My jeans are way cheaper than the products made by the popular company. I distribute mine mostly in bazaars or “tiangge”. I am too afraid to be implicated in a trademark suit, especially now that I have distributed many of my products in bazaars nationwide due to the holiday season. May I be held liable for trademark infringement as said by my customer’s friend?
A situation similar to yours had already been ruled upon by the Supreme Court speaking through the Honorable Associate Justice Lucas P. Bersamin in the case of Victorio Diaz v. People of the Philippines and Levi Strauss (Phils.) Inc. (G.R. No. 180677, 18 February 2013), where the alleged infringer was acquitted using the holistic test and by analyzing, thus:
First, the products involved in the case at bar are, in the main, various kinds of jeans. These are not your ordinary household items like catsup, soy sauce or soap which are of minimal cost. Maong pants or jeans are not inexpensive. Accordingly, the casual buyer is predisposed to be more cautious and discriminating in and would prefer to mull over his purchase. Confusion and deception, then, is less likely. In Del Monte Corporation v. Court of Appeals, we noted that:
….Among these, what essentially determines the attitudes of the purchaser, specifically his inclination to be cautious, is the cost of the goods. To be sure, a person who buys a box of candies will not exercise as much care as one who buys an expensive watch. As a general rule, an ordinary buyer does not exercise as much prudence in buying an article for which he pays a few centavos as he does in purchasing a more valuable thing. Expensive and valuable items are normally bought only after deliberate, comparative and analytical investigation. But mass products, low priced articles in wide use, and matters of everyday purchase requiring frequent replacement are bought by the casual consumer without great care….
Second, like his beer, the average Filipino consumer generally buys his jeans by brand. He does not ask the sales clerk for generic jeans but for, say, a Levis, Guess, Wrangler or even an Armani. He is, therefore, more or less knowledgeable and familiar with his preference and will not easily be distracted.
Finally, in line with the foregoing discussions, more credit should be given to the “ordinary purchaser.” Cast in this particular controversy, the ordinary purchaser is not the “completely unwary consumer” but is the “ordinarily intelligent buyer” considering the type of product involved.
The Supreme Court likewise added:
The definition laid down in Dy Buncio v. Tan Tiao Bok is better suited to the present case. There, the “ordinary purchaser” was defined as one “accustomed to buy, and therefore to some extent familiar with, the goods in question. The test of fraudulent simulation is to be found in the likelihood of the deception of some persons in some measure acquainted with an established design and desirous of purchasing the commodity with which that design has been associated. The test is not found in the deception, or the possibility of deception, of the person who knows nothing about the design which has been counterfeited, and who must be indifferent between that and the other. The simulation, in order to be objectionable, must be such as appears likely to mislead the ordinary intelligent buyer who has a need to supply and is familiar with the article that he seeks to purchase.

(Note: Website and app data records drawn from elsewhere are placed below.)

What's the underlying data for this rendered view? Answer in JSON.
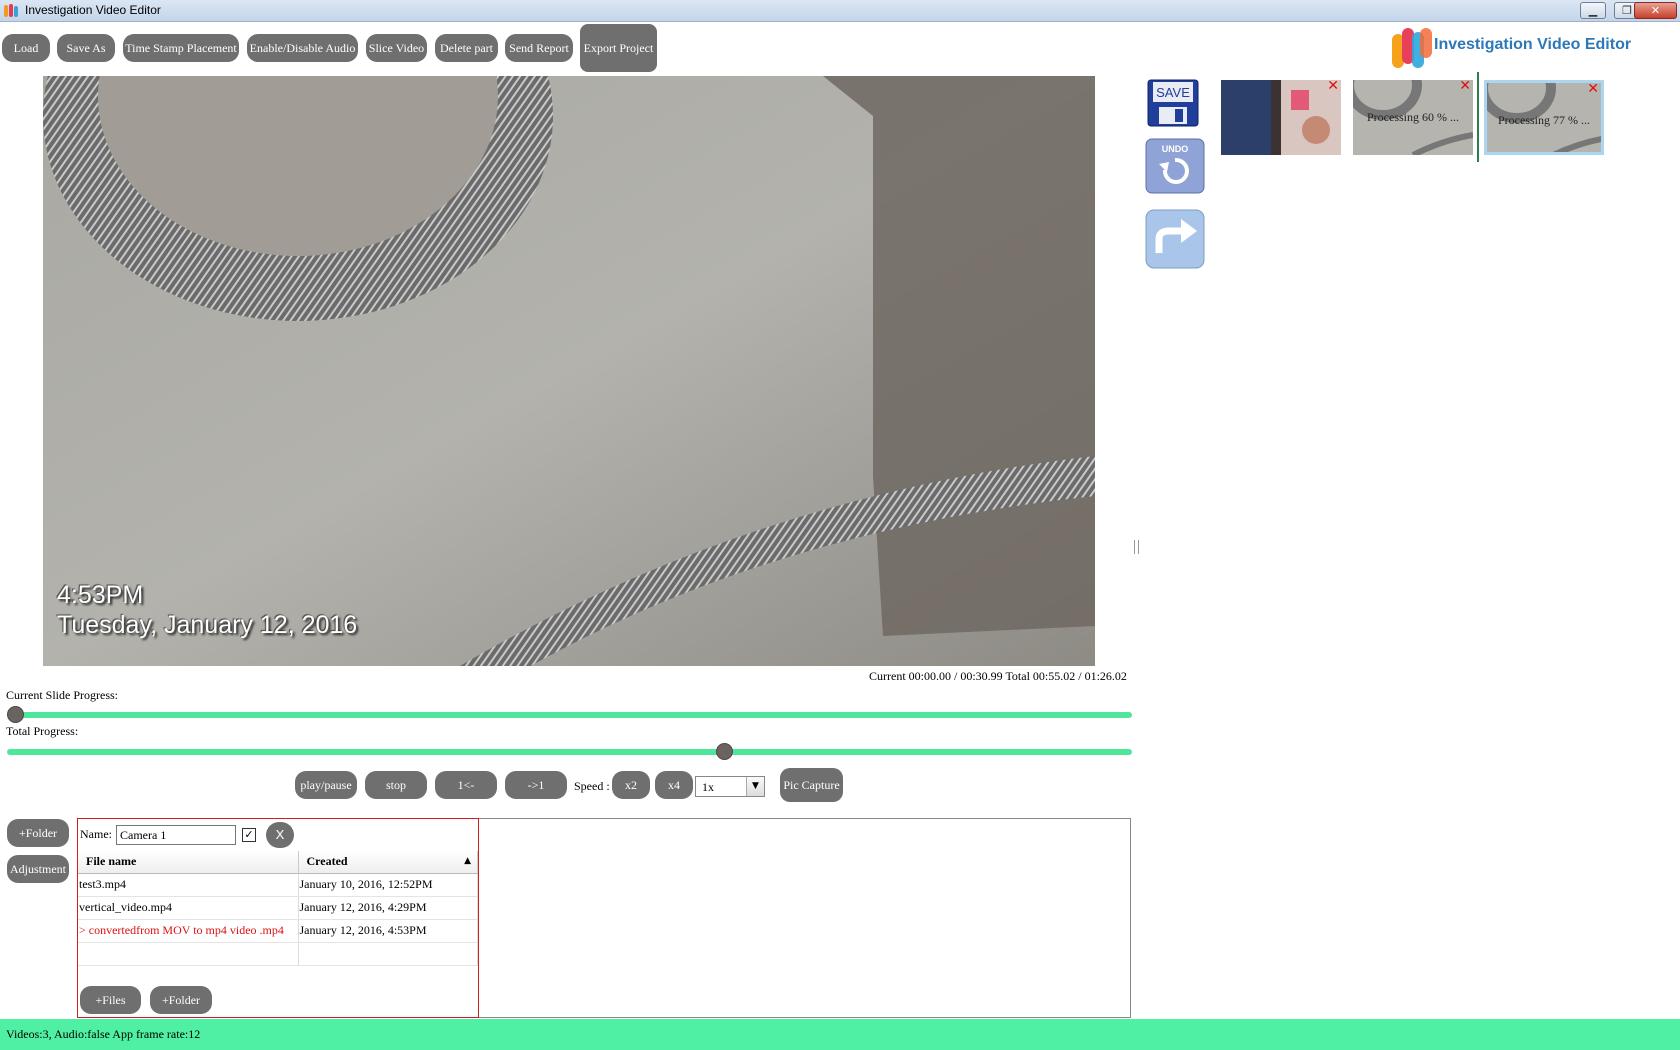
{
  "window": {
    "title": "Investigation Video Editor",
    "controls": [
      "minimize",
      "restore",
      "close"
    ]
  },
  "toolbar": {
    "load": "Load",
    "save_as": "Save As",
    "time_stamp": "Time Stamp Placement",
    "audio": "Enable/Disable Audio",
    "slice": "Slice Video",
    "delete_part": "Delete part",
    "send_report": "Send Report",
    "export_project": "Export Project"
  },
  "logo": {
    "text": "Investigation Video Editor"
  },
  "video": {
    "overlay_time": "4:53PM",
    "overlay_date": "Tuesday, January 12, 2016",
    "time_readout": "Current 00:00.00 / 00:30.99   Total 00:55.02 / 01:26.02"
  },
  "progress": {
    "current_label": "Current Slide Progress:",
    "current_fraction": 0.0,
    "total_label": "Total Progress:",
    "total_fraction": 0.64
  },
  "playback": {
    "play_pause": "play/pause",
    "stop": "stop",
    "prev": "1<-",
    "next": "->1",
    "speed_label": "Speed :",
    "x2": "x2",
    "x4": "x4",
    "speed_value": "1x",
    "pic_capture": "Pic Capture"
  },
  "side": {
    "save_icon_text": "SAVE",
    "undo_icon_text": "UNDO"
  },
  "thumbnails": [
    {
      "caption": ""
    },
    {
      "caption": "Processing 60 % ..."
    },
    {
      "caption": "Processing 77 % ..."
    }
  ],
  "folder_panel": {
    "add_folder": "+Folder",
    "adjustment": "Adjustment",
    "name_label": "Name:",
    "name_value": "Camera 1",
    "close": "X",
    "columns": [
      "File name",
      "Created"
    ],
    "rows": [
      {
        "name": "test3.mp4",
        "created": "January 10, 2016, 12:52PM"
      },
      {
        "name": "vertical_video.mp4",
        "created": "January 12, 2016, 4:29PM"
      },
      {
        "name": ">  convertedfrom MOV to mp4 video .mp4",
        "created": "January 12, 2016, 4:53PM"
      }
    ],
    "add_files": "+Files",
    "add_folder_inner": "+Folder"
  },
  "status": {
    "text": "Videos:3, Audio:false App frame rate:12"
  },
  "colors": {
    "accent_green": "#4ff0a3",
    "button_gray": "#6f6f6f",
    "selected_red": "#d11111"
  }
}
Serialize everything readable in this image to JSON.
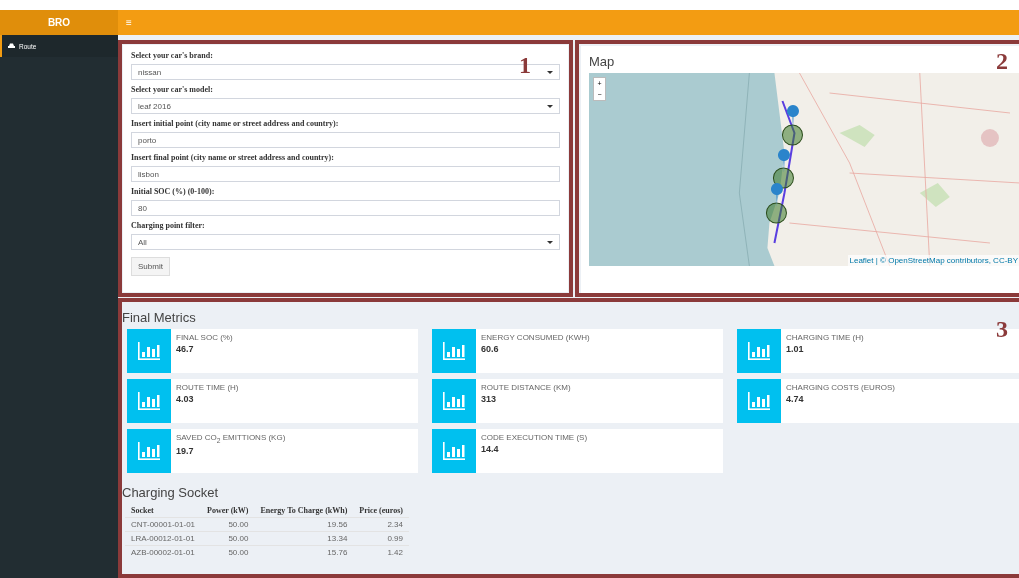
{
  "header": {
    "logo": "BRO",
    "menu_icon": "≡"
  },
  "sidebar": {
    "items": [
      {
        "label": "Route",
        "selected": true
      }
    ]
  },
  "form_panel": {
    "annotation": "1",
    "fields": [
      {
        "kind": "select",
        "label": "Select your car's brand:",
        "value": "nissan"
      },
      {
        "kind": "select",
        "label": "Select your car's model:",
        "value": "leaf 2016"
      },
      {
        "kind": "text",
        "label": "Insert initial point (city name or street address and country):",
        "value": "porto"
      },
      {
        "kind": "text",
        "label": "Insert final point (city name or street address and country):",
        "value": "lisbon"
      },
      {
        "kind": "text",
        "label": "Initial SOC (%) (0-100):",
        "value": "80"
      },
      {
        "kind": "select",
        "label": "Charging point filter:",
        "value": "All"
      }
    ],
    "submit": "Submit"
  },
  "map_panel": {
    "annotation": "2",
    "title": "Map",
    "zoom_in": "+",
    "zoom_out": "−",
    "attribution": "Leaflet | © OpenStreetMap contributors, CC-BY"
  },
  "results": {
    "annotation": "3",
    "metrics_title": "Final Metrics",
    "metrics": [
      {
        "label": "FINAL SOC (%)",
        "value": "46.7"
      },
      {
        "label": "ENERGY CONSUMED (KWH)",
        "value": "60.6"
      },
      {
        "label": "CHARGING TIME (H)",
        "value": "1.01"
      },
      {
        "label": "ROUTE TIME (H)",
        "value": "4.03"
      },
      {
        "label": "ROUTE DISTANCE (KM)",
        "value": "313"
      },
      {
        "label": "CHARGING COSTS (EUROS)",
        "value": "4.74"
      },
      {
        "label": "SAVED CO$_{2}$ EMITTIONS (KG)",
        "value": "19.7"
      },
      {
        "label": "CODE EXECUTION TIME (S)",
        "value": "14.4"
      }
    ],
    "table_title": "Charging Socket",
    "table": {
      "columns": [
        "Socket",
        "Power (kW)",
        "Energy To Charge (kWh)",
        "Price (euros)"
      ],
      "rows": [
        [
          "CNT-00001-01-01",
          "50.00",
          "19.56",
          "2.34"
        ],
        [
          "LRA-00012-01-01",
          "50.00",
          "13.34",
          "0.99"
        ],
        [
          "AZB-00002-01-01",
          "50.00",
          "15.76",
          "1.42"
        ]
      ]
    }
  }
}
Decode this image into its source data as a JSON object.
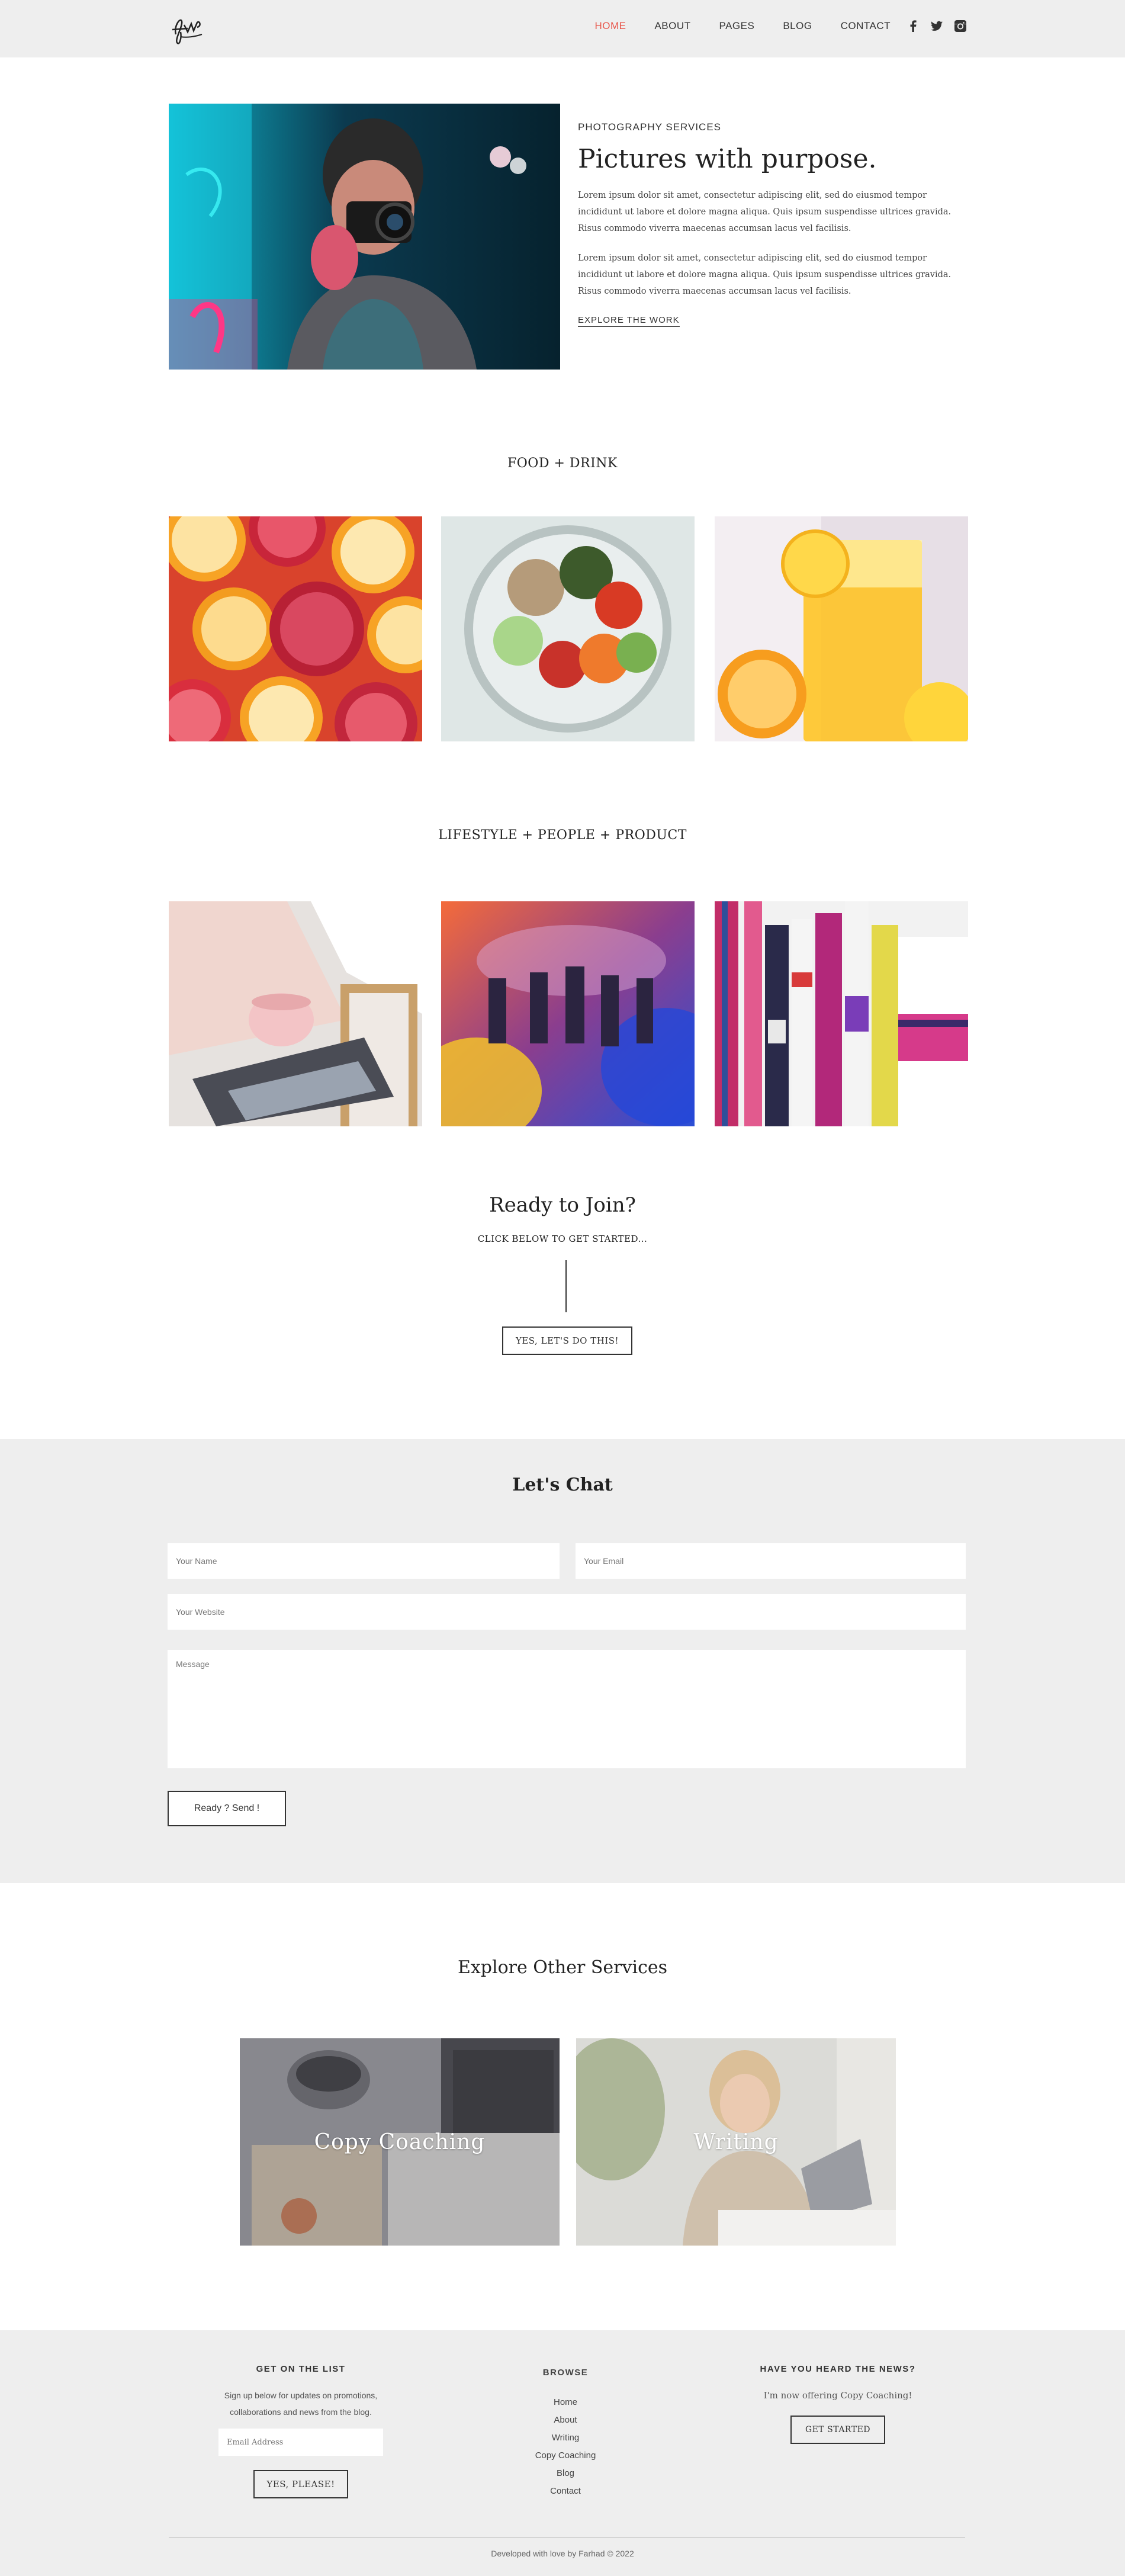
{
  "colors": {
    "accent": "#e8574c",
    "header_bg": "#eeeeee",
    "section_bg": "#eeeeee",
    "text": "#222222"
  },
  "header": {
    "nav": [
      "HOME",
      "ABOUT",
      "PAGES",
      "BLOG",
      "CONTACT"
    ],
    "active": "HOME",
    "socials": [
      "facebook-icon",
      "twitter-icon",
      "instagram-icon"
    ]
  },
  "hero": {
    "eyebrow": "PHOTOGRAPHY SERVICES",
    "title": "Pictures with purpose.",
    "paragraph1": "Lorem ipsum dolor sit amet, consectetur adipiscing elit, sed do eiusmod tempor incididunt ut labore et dolore magna aliqua. Quis ipsum suspendisse ultrices gravida. Risus commodo viverra maecenas accumsan lacus vel facilisis.",
    "paragraph2": "Lorem ipsum dolor sit amet, consectetur adipiscing elit, sed do eiusmod tempor incididunt ut labore et dolore magna aliqua. Quis ipsum suspendisse ultrices gravida. Risus commodo viverra maecenas accumsan lacus vel facilisis.",
    "link": "EXPLORE THE WORK"
  },
  "food": {
    "title": "FOOD + DRINK"
  },
  "lifestyle": {
    "title": "LIFESTYLE + PEOPLE + PRODUCT"
  },
  "cta": {
    "title": "Ready to Join?",
    "subtitle": "CLICK BELOW TO GET STARTED...",
    "button": "YES, LET'S DO THIS!"
  },
  "chat": {
    "title": "Let's Chat",
    "name_placeholder": "Your Name",
    "email_placeholder": "Your Email",
    "website_placeholder": "Your Website",
    "message_placeholder": "Message",
    "send": "Ready ? Send !"
  },
  "explore": {
    "title": "Explore Other Services",
    "services": [
      "Copy Coaching",
      "Writing"
    ]
  },
  "footer": {
    "list_head": "GET ON THE LIST",
    "list_text_1": "Sign up below for updates on promotions,",
    "list_text_2": "collaborations and news from the blog.",
    "email_placeholder": "Email Address",
    "list_button": "YES, PLEASE!",
    "browse_head": "BROWSE",
    "browse_links": [
      "Home",
      "About",
      "Writing",
      "Copy Coaching",
      "Blog",
      "Contact"
    ],
    "news_head": "HAVE YOU HEARD THE NEWS?",
    "news_text": "I'm now offering Copy Coaching!",
    "news_button": "GET STARTED",
    "copyright": "Developed with love by Farhad © 2022"
  }
}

Thus, in your situation, the fact that your markings in the jeans you have manufactured, including the price you have it sold for, are far different than that of the popular jeans company, it is less likely that you will be held liable for trademark infringement. Hence, for as long as you do not intend to water down the sales of the said company by riding on its popularity and that you do not deceive others through the use of your logo which should not be similar to the high-end ones, you may not have any liability and/or violation under the Trademark Infringement Law for pursuing your passion.
Again, we find it necessary to mention that this opinion is solely based on the facts you have narrated and our appreciation of the same. The opinion may vary when the facts are changed or elaborated.
We hope that we were able to enlighten you on the matter.
Editor’s note: Dear PAO is a daily column of the Public Attorney’s Office. Questions for Chief Acosta may be sent to firstname.lastname@example.org.